Mother and daughter talking in kitchen
Mother and daughter talking in kitchen
Mother and daughter talking in kitchen

 

If your teenager is experiencing bullying, it’s important to stay calm and let them know it’s not their fault, that you are there for them and that will do anything you can to help them. By talking with your child openly you can find out more about what’s going on, and help your child understand bullying and the kinds of things that will help them cope and respond.

What can you do?

It can be difficult to know what to do or where to start when your child is being bullied. Below are some ways that you can work with your child to help them with the bullying they are experiencing:
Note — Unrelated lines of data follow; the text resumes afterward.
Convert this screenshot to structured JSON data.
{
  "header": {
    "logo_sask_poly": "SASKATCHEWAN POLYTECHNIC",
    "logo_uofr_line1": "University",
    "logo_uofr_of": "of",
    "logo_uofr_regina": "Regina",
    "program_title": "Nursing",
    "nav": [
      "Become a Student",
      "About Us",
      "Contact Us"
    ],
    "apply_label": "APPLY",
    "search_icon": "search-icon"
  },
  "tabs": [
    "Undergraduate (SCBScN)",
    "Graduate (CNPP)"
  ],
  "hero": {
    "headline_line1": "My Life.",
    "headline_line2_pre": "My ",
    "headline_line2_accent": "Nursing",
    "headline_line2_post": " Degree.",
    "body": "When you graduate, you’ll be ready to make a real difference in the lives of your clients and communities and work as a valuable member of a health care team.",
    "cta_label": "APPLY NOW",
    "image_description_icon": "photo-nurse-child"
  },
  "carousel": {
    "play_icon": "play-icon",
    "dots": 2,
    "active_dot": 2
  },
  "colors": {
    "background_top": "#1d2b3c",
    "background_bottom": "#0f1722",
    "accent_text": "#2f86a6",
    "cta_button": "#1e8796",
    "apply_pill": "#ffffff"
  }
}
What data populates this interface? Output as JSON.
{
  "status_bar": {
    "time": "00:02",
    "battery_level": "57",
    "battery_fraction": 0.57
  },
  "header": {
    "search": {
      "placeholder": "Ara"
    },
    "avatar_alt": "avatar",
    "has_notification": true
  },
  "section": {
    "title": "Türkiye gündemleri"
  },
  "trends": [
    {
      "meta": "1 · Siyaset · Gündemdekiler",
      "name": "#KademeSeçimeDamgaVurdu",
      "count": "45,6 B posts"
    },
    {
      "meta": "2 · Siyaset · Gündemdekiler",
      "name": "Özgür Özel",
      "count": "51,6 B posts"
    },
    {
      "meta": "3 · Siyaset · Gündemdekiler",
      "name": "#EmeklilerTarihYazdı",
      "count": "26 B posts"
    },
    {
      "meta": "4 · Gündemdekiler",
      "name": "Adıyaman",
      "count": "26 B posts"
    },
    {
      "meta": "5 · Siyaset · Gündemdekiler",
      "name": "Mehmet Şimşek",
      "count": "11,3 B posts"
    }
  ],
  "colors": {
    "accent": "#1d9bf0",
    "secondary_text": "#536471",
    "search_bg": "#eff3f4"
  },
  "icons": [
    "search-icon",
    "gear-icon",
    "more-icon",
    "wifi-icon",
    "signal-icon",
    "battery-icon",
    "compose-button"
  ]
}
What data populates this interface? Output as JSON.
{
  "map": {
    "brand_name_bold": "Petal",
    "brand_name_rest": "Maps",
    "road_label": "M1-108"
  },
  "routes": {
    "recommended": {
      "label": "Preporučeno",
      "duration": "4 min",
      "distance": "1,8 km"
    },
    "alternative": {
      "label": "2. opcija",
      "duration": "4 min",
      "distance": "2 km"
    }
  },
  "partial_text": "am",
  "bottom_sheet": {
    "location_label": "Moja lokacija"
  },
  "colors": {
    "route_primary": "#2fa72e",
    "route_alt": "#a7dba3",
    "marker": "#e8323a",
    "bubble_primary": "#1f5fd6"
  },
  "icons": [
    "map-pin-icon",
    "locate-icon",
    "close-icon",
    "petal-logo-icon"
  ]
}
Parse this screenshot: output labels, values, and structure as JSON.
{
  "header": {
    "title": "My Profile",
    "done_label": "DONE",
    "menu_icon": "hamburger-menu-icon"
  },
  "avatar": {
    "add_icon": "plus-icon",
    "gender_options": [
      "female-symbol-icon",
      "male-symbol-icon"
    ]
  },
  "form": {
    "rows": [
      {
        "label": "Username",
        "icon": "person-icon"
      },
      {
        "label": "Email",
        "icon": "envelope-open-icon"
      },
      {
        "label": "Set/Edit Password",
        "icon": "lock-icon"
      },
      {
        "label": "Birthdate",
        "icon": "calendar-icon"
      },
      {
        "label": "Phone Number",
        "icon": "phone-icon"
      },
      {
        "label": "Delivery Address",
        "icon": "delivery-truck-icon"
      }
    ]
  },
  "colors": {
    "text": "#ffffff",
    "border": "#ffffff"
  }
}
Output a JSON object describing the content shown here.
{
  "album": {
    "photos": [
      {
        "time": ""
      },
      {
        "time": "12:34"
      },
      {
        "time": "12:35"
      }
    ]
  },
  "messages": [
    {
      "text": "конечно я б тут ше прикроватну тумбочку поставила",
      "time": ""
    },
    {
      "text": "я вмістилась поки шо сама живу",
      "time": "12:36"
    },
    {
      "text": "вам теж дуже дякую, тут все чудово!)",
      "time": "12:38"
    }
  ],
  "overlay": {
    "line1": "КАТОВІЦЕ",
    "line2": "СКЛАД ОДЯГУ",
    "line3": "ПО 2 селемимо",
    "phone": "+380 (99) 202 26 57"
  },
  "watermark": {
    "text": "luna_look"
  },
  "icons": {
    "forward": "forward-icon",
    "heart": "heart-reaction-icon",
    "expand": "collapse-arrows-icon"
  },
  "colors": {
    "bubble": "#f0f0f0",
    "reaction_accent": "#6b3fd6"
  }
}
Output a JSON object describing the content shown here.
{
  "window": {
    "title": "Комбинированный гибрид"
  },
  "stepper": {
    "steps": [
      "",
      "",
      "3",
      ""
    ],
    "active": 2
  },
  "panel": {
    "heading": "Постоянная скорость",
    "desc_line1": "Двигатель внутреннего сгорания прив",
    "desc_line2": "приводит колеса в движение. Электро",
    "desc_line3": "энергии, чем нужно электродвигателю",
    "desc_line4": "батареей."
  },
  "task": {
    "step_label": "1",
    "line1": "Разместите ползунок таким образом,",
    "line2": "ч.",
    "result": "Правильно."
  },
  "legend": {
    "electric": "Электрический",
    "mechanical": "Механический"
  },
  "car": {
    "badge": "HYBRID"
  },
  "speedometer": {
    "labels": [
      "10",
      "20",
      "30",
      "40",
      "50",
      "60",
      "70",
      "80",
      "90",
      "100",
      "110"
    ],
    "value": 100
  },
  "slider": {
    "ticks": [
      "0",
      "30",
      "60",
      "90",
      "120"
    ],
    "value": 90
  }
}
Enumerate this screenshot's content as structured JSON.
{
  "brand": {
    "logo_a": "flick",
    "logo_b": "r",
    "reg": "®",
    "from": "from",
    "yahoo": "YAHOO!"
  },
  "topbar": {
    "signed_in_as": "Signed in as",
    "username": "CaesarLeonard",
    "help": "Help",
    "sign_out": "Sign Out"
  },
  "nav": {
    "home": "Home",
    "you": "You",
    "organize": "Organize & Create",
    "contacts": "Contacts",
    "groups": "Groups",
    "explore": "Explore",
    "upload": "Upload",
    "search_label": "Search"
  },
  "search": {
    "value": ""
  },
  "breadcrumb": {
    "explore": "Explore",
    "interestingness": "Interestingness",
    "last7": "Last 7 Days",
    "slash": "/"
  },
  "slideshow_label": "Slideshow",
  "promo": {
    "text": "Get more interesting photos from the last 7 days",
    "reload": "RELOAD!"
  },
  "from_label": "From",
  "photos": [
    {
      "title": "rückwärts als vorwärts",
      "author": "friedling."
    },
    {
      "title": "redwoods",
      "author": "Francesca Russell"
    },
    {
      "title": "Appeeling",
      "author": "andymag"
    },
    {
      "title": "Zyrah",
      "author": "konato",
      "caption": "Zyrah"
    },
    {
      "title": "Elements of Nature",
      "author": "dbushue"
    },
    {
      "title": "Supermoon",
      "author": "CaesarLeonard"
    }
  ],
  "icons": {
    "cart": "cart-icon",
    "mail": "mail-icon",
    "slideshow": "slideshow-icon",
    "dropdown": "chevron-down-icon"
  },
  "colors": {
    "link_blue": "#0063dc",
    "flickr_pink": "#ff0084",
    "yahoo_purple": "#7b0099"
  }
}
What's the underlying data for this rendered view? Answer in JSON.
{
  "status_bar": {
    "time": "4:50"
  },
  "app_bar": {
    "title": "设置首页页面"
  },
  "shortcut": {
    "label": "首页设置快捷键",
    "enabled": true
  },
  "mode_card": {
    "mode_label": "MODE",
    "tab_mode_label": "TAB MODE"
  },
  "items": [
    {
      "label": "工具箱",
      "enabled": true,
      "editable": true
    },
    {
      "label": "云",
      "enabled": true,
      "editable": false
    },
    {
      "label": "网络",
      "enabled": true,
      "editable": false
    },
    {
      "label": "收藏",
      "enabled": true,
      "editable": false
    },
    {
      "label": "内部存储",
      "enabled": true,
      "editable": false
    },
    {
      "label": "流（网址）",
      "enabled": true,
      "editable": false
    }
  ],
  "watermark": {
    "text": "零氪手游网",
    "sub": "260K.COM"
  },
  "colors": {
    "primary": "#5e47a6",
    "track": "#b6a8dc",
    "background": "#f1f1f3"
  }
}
  • Have an open conversation. Discuss the way it has made your child feel and react. This will help them to label their own emotions and assist with building self-awareness. Talking about it will help them process the emotion.
  • Make an action plan with your teen if they are experiencing bullying. What friend can they turn to? What teacher do they trust? If bullying occurs, will they respond or not? Break the action plan into manageable steps and play out possible scenarios.
  • Get informed about the avenues for stopping bullying. We don’t put up with bullying at work, and our teenagers shouldn’t have to put up with it at school or online. Schools have anti-bullying policies and are required to respond to bullying incidents.
  • Get a copy of the schools anti-bullying policy, then contact the school principal or year adviser and ask them about the policy and how they are going to follow it in this instance.
  • Read up on how to contact social media providers to address cyberbullying and ensure you and your child know how to block, delete or report anyone who is upsetting them online. Social media providers are required to remove offensive content or you can contact the children's e-safety commissioner.
  • Think about contacting the other child's parents and address the issue between families.

Learning how to handle bullying helps your child develop some essential conflict resolution skills. However, in some circumstances it just isn’t safe for your teenager to handle it on their own, or the person who bullied isn’t interested in changing their behaviour. If that’s the case, and the bullying is serious or has been going on for a while, involve their school, other parents or authorities if it’s appropriate.

Page last review by ReachOut Parents Clinical Advisory Group on